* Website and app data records
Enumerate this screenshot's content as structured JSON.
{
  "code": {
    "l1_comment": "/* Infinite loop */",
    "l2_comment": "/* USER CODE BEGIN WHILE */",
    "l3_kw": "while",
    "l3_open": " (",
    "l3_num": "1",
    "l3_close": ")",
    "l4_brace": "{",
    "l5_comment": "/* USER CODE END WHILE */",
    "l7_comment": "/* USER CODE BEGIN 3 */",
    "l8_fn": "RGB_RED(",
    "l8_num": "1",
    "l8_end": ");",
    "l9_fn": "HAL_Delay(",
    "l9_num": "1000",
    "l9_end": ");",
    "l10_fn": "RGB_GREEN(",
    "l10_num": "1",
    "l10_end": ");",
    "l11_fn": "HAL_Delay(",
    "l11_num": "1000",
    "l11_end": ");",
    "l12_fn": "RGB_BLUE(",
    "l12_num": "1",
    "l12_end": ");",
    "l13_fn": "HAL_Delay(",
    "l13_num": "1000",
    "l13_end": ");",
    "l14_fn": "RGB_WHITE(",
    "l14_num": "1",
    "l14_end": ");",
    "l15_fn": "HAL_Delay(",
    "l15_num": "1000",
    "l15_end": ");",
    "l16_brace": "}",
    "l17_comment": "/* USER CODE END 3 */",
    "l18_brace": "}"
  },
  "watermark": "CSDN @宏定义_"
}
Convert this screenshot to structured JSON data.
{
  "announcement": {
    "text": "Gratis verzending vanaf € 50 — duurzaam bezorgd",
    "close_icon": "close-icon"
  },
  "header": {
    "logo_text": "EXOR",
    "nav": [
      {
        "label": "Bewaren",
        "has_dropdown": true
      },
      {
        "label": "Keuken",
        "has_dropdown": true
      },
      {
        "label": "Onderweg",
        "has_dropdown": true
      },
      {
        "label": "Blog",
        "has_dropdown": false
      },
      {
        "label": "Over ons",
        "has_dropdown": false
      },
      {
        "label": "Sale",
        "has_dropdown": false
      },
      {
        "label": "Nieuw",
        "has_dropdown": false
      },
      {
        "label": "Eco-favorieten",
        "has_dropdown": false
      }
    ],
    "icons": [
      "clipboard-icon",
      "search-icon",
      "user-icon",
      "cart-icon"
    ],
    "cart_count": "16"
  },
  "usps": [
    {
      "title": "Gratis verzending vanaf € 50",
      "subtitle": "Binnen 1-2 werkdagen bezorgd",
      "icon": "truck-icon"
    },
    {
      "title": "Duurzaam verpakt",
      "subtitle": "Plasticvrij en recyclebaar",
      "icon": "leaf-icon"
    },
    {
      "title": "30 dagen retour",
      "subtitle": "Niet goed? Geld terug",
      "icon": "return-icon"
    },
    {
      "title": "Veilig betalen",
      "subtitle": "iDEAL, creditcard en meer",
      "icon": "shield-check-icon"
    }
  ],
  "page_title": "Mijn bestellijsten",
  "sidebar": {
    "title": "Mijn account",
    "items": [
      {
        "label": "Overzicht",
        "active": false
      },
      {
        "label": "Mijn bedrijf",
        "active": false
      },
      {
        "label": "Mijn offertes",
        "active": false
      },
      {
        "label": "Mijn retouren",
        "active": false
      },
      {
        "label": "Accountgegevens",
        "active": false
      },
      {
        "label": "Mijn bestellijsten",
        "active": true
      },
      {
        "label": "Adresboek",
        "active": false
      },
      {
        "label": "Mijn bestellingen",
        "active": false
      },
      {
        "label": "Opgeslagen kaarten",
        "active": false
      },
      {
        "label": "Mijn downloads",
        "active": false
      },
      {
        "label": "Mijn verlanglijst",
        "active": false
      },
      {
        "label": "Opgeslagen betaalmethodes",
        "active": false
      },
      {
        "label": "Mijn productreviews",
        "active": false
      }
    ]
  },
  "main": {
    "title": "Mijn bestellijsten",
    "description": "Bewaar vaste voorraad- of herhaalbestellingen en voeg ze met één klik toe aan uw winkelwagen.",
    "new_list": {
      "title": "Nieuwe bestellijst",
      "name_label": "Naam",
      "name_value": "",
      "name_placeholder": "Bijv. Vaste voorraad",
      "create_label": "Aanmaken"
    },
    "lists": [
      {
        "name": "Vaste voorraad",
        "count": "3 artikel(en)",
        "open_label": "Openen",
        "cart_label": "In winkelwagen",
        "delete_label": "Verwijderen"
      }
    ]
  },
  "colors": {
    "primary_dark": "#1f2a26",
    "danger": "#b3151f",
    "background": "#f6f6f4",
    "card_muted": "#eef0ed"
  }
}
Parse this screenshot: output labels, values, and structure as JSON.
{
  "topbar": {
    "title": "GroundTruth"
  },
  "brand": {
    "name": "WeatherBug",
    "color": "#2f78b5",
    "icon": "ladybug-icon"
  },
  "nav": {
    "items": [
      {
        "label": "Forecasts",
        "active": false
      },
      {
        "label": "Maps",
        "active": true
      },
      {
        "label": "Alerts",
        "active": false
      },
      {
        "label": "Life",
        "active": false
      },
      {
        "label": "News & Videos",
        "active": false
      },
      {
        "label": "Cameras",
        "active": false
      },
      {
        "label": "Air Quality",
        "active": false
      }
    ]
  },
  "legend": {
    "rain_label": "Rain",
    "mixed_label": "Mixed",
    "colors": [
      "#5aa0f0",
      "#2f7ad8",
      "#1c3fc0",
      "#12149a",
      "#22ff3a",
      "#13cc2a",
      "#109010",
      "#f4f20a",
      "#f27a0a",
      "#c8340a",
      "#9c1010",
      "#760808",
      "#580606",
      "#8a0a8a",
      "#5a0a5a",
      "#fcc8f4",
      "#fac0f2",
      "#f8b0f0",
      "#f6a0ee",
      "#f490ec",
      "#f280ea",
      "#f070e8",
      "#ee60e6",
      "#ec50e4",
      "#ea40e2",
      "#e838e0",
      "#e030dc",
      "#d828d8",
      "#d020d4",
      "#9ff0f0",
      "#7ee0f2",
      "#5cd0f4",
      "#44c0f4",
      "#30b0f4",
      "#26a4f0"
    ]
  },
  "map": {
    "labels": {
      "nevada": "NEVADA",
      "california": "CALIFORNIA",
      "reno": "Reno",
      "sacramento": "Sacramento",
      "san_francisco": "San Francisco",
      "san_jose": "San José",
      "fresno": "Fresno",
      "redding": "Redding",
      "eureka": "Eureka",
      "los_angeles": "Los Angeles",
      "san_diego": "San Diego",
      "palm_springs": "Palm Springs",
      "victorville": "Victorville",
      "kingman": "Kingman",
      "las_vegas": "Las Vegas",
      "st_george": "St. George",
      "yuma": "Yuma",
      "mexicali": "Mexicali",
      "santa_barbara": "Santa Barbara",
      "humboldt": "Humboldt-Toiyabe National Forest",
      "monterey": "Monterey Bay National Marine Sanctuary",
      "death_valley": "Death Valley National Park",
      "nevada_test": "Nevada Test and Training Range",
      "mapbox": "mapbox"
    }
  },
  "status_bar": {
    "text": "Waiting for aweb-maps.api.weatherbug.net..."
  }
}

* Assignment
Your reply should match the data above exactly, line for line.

* Solution to this problem
Enumerate this screenshot's content as structured JSON.
{
  "code": {
    "l1_comment": "/* Infinite loop */",
    "l2_comment": "/* USER CODE BEGIN WHILE */",
    "l3_kw": "while",
    "l3_open": " (",
    "l3_num": "1",
    "l3_close": ")",
    "l4_brace": "{",
    "l5_comment": "/* USER CODE END WHILE */",
    "l7_comment": "/* USER CODE BEGIN 3 */",
    "l8_fn": "RGB_RED(",
    "l8_num": "1",
    "l8_end": ");",
    "l9_fn": "HAL_Delay(",
    "l9_num": "1000",
    "l9_end": ");",
    "l10_fn": "RGB_GREEN(",
    "l10_num": "1",
    "l10_end": ");",
    "l11_fn": "HAL_Delay(",
    "l11_num": "1000",
    "l11_end": ");",
    "l12_fn": "RGB_BLUE(",
    "l12_num": "1",
    "l12_end": ");",
    "l13_fn": "HAL_Delay(",
    "l13_num": "1000",
    "l13_end": ");",
    "l14_fn": "RGB_WHITE(",
    "l14_num": "1",
    "l14_end": ");",
    "l15_fn": "HAL_Delay(",
    "l15_num": "1000",
    "l15_end": ");",
    "l16_brace": "}",
    "l17_comment": "/* USER CODE END 3 */",
    "l18_brace": "}"
  },
  "watermark": "CSDN @宏定义_"
}
Convert this screenshot to structured JSON data.
{
  "announcement": {
    "text": "Gratis verzending vanaf € 50 — duurzaam bezorgd",
    "close_icon": "close-icon"
  },
  "header": {
    "logo_text": "EXOR",
    "nav": [
      {
        "label": "Bewaren",
        "has_dropdown": true
      },
      {
        "label": "Keuken",
        "has_dropdown": true
      },
      {
        "label": "Onderweg",
        "has_dropdown": true
      },
      {
        "label": "Blog",
        "has_dropdown": false
      },
      {
        "label": "Over ons",
        "has_dropdown": false
      },
      {
        "label": "Sale",
        "has_dropdown": false
      },
      {
        "label": "Nieuw",
        "has_dropdown": false
      },
      {
        "label": "Eco-favorieten",
        "has_dropdown": false
      }
    ],
    "icons": [
      "clipboard-icon",
      "search-icon",
      "user-icon",
      "cart-icon"
    ],
    "cart_count": "16"
  },
  "usps": [
    {
      "title": "Gratis verzending vanaf € 50",
      "subtitle": "Binnen 1-2 werkdagen bezorgd",
      "icon": "truck-icon"
    },
    {
      "title": "Duurzaam verpakt",
      "subtitle": "Plasticvrij en recyclebaar",
      "icon": "leaf-icon"
    },
    {
      "title": "30 dagen retour",
      "subtitle": "Niet goed? Geld terug",
      "icon": "return-icon"
    },
    {
      "title": "Veilig betalen",
      "subtitle": "iDEAL, creditcard en meer",
      "icon": "shield-check-icon"
    }
  ],
  "page_title": "Mijn bestellijsten",
  "sidebar": {
    "title": "Mijn account",
    "items": [
      {
        "label": "Overzicht",
        "active": false
      },
      {
        "label": "Mijn bedrijf",
        "active": false
      },
      {
        "label": "Mijn offertes",
        "active": false
      },
      {
        "label": "Mijn retouren",
        "active": false
      },
      {
        "label": "Accountgegevens",
        "active": false
      },
      {
        "label": "Mijn bestellijsten",
        "active": true
      },
      {
        "label": "Adresboek",
        "active": false
      },
      {
        "label": "Mijn bestellingen",
        "active": false
      },
      {
        "label": "Opgeslagen kaarten",
        "active": false
      },
      {
        "label": "Mijn downloads",
        "active": false
      },
      {
        "label": "Mijn verlanglijst",
        "active": false
      },
      {
        "label": "Opgeslagen betaalmethodes",
        "active": false
      },
      {
        "label": "Mijn productreviews",
        "active": false
      }
    ]
  },
  "main": {
    "title": "Mijn bestellijsten",
    "description": "Bewaar vaste voorraad- of herhaalbestellingen en voeg ze met één klik toe aan uw winkelwagen.",
    "new_list": {
      "title": "Nieuwe bestellijst",
      "name_label": "Naam",
      "name_value": "",
      "name_placeholder": "Bijv. Vaste voorraad",
      "create_label": "Aanmaken"
    },
    "lists": [
      {
        "name": "Vaste voorraad",
        "count": "3 artikel(en)",
        "open_label": "Openen",
        "cart_label": "In winkelwagen",
        "delete_label": "Verwijderen"
      }
    ]
  },
  "colors": {
    "primary_dark": "#1f2a26",
    "danger": "#b3151f",
    "background": "#f6f6f4",
    "card_muted": "#eef0ed"
  }
}
Parse this screenshot: output labels, values, and structure as JSON.
{
  "topbar": {
    "title": "GroundTruth"
  },
  "brand": {
    "name": "WeatherBug",
    "color": "#2f78b5",
    "icon": "ladybug-icon"
  },
  "nav": {
    "items": [
      {
        "label": "Forecasts",
        "active": false
      },
      {
        "label": "Maps",
        "active": true
      },
      {
        "label": "Alerts",
        "active": false
      },
      {
        "label": "Life",
        "active": false
      },
      {
        "label": "News & Videos",
        "active": false
      },
      {
        "label": "Cameras",
        "active": false
      },
      {
        "label": "Air Quality",
        "active": false
      }
    ]
  },
  "legend": {
    "rain_label": "Rain",
    "mixed_label": "Mixed",
    "colors": [
      "#5aa0f0",
      "#2f7ad8",
      "#1c3fc0",
      "#12149a",
      "#22ff3a",
      "#13cc2a",
      "#109010",
      "#f4f20a",
      "#f27a0a",
      "#c8340a",
      "#9c1010",
      "#760808",
      "#580606",
      "#8a0a8a",
      "#5a0a5a",
      "#fcc8f4",
      "#fac0f2",
      "#f8b0f0",
      "#f6a0ee",
      "#f490ec",
      "#f280ea",
      "#f070e8",
      "#ee60e6",
      "#ec50e4",
      "#ea40e2",
      "#e838e0",
      "#e030dc",
      "#d828d8",
      "#d020d4",
      "#9ff0f0",
      "#7ee0f2",
      "#5cd0f4",
      "#44c0f4",
      "#30b0f4",
      "#26a4f0"
    ]
  },
  "map": {
    "labels": {
      "nevada": "NEVADA",
      "california": "CALIFORNIA",
      "reno": "Reno",
      "sacramento": "Sacramento",
      "san_francisco": "San Francisco",
      "san_jose": "San José",
      "fresno": "Fresno",
      "redding": "Redding",
      "eureka": "Eureka",
      "los_angeles": "Los Angeles",
      "san_diego": "San Diego",
      "palm_springs": "Palm Springs",
      "victorville": "Victorville",
      "kingman": "Kingman",
      "las_vegas": "Las Vegas",
      "st_george": "St. George",
      "yuma": "Yuma",
      "mexicali": "Mexicali",
      "santa_barbara": "Santa Barbara",
      "humboldt": "Humboldt-Toiyabe National Forest",
      "monterey": "Monterey Bay National Marine Sanctuary",
      "death_valley": "Death Valley National Park",
      "nevada_test": "Nevada Test and Training Range",
      "mapbox": "mapbox"
    }
  },
  "status_bar": {
    "text": "Waiting for aweb-maps.api.weatherbug.net..."
  }
}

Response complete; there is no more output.